Current Projects

Our team is busy analyzing data from past surveys, creating new surveys for upcoming projects, analyzing biological data, and creating novel methodologies. 


Maternal & Youth 12-14 Year Surveys

Our most recent study data collection was between January-June 2023. Follow-up surveys were sent to study participants and their 12-14 year old youth, asking questions about health and wellness, child development and lifestyle habits.

Impact of the COVID-19 Pandemic on AOF Families

Three surveys were launched from May 2020 to January 2022 in order to understand the impacts of the COVID-19 pandemic on AOF families. Much of this data has been analyzed and shared with our communities, and we continue to analyze the data to best understand the impacts of the COVID-19 pandemic. You may click on the links below to read executive summaries from three of the six surveys. Additional information is available in Study Results.


Early Pandemic Experiences


Resilience of Families


Impact of Late Pandemic on Youth


Parent-Youth Mental Health Before and After the Pandemic

The purpose of this study is to identify patterns of mental health stability and change due to the COVID-19 pandemic, including people most at risk for mental health concerns based on structural determinants of health, personal and familial factors.


Genetic Link to Spontaneous Preterm Birth

This study is using biological data from blood samples collected when AOF mothers were pregnant to better understand gene variants in the oxytocin receptor, which may impact uterine contractility and increase the risk of spontaneous preterm birth.

Smiling woman standing to address colleagues at a work meeting

From Languishing to Flourishing

This study will use focus groups with AOF mothers, youth and community stakeholders to understand the languishing and flourishing impacts of the COVID-19 pandemic. A primary goal of the study is to examine the changing nature of social, economic and health-related impacts associated with the COVID-19 pandemic, in order to provide evidence to decision makers to assist in planning future pandemic waves and long-term recovery.


Early developmental risk and protective factors to prevent chronic pain in children

Chronic pain affects 1 in 5 Canadian children, impacting cognitive, psychological, physical, and social functioning. Chronic pain often starts a cascade of mental health issues (e.g., depression, anxiety, PTSD) and substance misuse (e.g., alcohol, cannabis, opioids) that persists into adulthood, making prevention and early intervention a leading priority. This study will use All Our Families study data from birth to child age 13 to determine if early child pain experiences (e.g., NICU stay, injuries, surgery) impact mental health and pain experiences in later childhood/ adolescence. The study will investigate the effects of maternal mental health and parenting behaviours on the pain experiences of their children, to identify possible risk and protective factors of chronic pain in children.


Do children born preterm "catch-up"?

Infants born preterm and early term (37-38 weeks) can experience challenges in development and health including type 2 diabetes, cardiovascular and cerebrovascular diseases, hypertension, chronic kidney disease, respiratory conditions, asthma, sleep disturbances, cognitive and psychologic disorders including poor social adaptation.
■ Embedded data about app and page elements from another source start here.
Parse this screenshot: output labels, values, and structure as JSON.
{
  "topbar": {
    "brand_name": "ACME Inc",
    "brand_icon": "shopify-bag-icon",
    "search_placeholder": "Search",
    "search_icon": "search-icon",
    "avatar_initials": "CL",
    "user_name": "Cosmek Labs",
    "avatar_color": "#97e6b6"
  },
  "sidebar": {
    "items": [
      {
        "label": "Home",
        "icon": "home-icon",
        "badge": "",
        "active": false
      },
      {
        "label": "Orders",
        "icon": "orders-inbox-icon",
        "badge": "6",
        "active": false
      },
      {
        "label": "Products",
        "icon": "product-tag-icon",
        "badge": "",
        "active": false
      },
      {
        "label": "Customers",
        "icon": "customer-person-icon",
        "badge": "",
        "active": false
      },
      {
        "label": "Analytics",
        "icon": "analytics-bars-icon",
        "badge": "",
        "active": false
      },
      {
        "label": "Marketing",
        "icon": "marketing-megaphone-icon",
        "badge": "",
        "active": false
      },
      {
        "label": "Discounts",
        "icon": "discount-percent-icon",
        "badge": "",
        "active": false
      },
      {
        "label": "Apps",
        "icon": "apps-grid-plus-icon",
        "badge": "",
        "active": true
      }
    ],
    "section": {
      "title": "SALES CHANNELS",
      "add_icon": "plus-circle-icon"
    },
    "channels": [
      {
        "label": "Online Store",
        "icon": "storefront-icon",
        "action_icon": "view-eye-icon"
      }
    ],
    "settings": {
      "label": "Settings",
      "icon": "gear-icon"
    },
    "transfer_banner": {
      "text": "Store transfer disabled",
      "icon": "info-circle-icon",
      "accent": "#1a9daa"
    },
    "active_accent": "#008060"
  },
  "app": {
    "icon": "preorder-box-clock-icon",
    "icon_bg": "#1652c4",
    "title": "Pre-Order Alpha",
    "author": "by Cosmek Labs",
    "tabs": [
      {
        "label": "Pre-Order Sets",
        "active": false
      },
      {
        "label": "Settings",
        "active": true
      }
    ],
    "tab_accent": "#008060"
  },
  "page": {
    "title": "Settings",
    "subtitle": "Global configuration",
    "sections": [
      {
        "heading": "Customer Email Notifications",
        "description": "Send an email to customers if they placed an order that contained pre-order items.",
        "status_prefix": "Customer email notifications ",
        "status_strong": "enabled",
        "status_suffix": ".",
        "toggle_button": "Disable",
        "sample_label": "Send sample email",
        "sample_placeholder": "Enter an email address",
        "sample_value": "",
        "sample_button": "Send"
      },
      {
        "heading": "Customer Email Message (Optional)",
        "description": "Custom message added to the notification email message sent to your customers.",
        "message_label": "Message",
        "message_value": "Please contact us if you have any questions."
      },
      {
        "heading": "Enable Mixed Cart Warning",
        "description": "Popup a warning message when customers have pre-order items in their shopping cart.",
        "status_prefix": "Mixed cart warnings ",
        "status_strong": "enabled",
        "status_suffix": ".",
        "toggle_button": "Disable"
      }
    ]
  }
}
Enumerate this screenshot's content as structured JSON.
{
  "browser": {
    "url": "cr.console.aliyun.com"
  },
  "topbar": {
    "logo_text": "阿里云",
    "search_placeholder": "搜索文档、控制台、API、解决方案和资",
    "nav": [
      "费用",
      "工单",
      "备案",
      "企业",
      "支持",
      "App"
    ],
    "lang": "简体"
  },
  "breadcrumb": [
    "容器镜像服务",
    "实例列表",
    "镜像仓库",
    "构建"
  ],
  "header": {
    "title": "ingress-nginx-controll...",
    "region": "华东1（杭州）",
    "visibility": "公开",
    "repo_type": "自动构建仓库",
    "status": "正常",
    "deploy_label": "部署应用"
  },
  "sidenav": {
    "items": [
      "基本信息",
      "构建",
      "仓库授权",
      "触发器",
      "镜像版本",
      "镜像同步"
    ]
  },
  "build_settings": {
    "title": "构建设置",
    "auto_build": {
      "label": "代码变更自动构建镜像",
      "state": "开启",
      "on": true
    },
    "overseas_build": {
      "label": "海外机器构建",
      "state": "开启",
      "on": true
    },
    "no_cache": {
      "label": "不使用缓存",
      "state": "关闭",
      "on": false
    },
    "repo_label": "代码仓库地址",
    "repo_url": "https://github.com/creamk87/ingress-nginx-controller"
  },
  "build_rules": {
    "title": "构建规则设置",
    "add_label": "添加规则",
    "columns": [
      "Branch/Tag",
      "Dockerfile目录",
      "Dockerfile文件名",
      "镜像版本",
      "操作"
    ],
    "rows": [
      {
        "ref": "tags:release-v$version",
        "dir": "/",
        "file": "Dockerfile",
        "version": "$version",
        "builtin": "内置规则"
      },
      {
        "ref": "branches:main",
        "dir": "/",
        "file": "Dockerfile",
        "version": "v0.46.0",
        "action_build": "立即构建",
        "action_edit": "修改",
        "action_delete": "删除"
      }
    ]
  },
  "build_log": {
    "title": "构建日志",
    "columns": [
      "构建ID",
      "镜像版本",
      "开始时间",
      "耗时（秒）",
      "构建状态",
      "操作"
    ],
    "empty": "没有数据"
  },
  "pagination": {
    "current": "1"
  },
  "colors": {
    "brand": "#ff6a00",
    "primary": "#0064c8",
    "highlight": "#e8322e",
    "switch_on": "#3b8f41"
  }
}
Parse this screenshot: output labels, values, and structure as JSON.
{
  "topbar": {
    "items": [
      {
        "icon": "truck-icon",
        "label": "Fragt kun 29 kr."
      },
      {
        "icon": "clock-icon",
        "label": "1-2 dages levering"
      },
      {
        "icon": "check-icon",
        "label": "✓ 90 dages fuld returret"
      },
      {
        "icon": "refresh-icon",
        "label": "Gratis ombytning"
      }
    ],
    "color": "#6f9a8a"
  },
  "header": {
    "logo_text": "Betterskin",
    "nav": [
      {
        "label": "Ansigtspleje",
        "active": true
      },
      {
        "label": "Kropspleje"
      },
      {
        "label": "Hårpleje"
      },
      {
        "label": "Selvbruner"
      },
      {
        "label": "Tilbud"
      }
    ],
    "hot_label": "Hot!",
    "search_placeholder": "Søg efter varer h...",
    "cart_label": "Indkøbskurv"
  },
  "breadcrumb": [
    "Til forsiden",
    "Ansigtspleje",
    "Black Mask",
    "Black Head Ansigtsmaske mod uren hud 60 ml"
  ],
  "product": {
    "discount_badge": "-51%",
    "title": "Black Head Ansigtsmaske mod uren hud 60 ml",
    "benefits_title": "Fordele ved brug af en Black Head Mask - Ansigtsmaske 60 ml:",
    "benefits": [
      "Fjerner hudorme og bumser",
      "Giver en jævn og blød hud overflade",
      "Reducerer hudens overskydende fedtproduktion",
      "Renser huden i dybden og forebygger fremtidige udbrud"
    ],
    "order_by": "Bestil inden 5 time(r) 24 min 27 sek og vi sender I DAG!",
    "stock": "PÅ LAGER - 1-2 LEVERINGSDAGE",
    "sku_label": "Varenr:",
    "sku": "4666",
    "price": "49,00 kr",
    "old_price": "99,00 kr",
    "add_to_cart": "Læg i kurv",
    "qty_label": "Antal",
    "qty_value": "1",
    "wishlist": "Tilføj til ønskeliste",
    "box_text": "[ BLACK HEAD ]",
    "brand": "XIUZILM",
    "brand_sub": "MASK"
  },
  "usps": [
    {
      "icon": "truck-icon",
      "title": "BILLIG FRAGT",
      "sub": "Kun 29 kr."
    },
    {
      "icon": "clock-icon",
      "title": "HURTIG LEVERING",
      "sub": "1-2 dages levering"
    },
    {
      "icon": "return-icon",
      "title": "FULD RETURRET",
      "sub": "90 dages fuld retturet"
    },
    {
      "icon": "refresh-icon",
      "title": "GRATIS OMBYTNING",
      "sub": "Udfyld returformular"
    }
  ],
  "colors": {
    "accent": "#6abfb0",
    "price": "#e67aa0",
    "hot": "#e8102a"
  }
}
These children are at greater risk for experiencing challenges in development, including reading, communication and mathematics, which are crucial skills for academic and career success. This study will investigate if children born preterm can 'catch up' by comparing child development outcomes between term and preterm children at ages 3, 5 and 8 using already collected All Our Families study data.


Prenatal cannabis exposure and child neurodevelopmental outcomes

This study will measure cannabis metabolites from blood samples collected when AOF mothers were in their first and third trimesters of pregnancy, to investigate the possible effects of prenatal cannabis exposure on child development. Since legalization, cannabis use in pregnancy is on the rise, but the effects of cannabis use in pregnancy on infant and child development remains unclear. Therefore, this study will investigate possible associations between cannabis levels in pregnancy and child mental health and development up to age 13. The project will conduct brain MRI scans (magnetic resonance imaging) and psychological assessments in a sample of AOF youth to measure IQ, executive functioning, and mental health, in order to determine if prenatal exposure to cannabis impacts any of these neurodevelopmental outcomes.


Will the kids be alright?

Research has shown that youth depression and anxiety have doubled during the COVID-19 pandemic. This study will connect with AOF youth when they are 15 to 17 years old to determine if pandemic increases in depression and anxiety remain in the aftermath of the pandemic. The goal of the project is to identify patterns of risk and protective factors related to youth depression and anxiety, which can inform decision making on resource allocation, prevention and intervention strategies to optimize youth mental health.

Interested in learning more about any of our research projects? Contact us and we will connect you with the respective lead investigator.